Input
>>
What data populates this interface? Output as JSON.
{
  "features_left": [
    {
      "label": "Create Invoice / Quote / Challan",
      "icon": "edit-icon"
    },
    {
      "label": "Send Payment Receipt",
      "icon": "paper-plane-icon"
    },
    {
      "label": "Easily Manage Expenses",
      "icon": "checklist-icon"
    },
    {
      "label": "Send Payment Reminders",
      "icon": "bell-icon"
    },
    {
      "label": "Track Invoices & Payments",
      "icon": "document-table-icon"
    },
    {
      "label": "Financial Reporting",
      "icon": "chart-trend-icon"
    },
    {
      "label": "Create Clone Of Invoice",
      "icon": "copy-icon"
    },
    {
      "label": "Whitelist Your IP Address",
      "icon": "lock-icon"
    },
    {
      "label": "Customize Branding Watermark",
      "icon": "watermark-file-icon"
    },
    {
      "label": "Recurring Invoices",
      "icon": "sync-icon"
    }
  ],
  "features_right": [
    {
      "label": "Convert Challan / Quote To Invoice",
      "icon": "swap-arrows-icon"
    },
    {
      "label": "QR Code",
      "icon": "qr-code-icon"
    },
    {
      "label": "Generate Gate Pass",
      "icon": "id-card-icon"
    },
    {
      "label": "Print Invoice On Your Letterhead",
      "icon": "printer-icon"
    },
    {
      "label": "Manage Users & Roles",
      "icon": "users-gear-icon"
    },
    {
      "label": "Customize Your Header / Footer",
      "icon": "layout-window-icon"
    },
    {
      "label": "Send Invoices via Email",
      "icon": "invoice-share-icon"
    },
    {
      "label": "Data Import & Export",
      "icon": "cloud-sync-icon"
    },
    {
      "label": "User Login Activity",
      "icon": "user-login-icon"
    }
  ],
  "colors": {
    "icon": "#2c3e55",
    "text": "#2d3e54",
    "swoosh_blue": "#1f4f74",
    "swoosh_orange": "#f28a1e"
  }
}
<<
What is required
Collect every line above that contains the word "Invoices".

Solution to this exercise
      "label": "Track Invoices & Payments",
      "label": "Recurring Invoices",
      "label": "Send Invoices via Email",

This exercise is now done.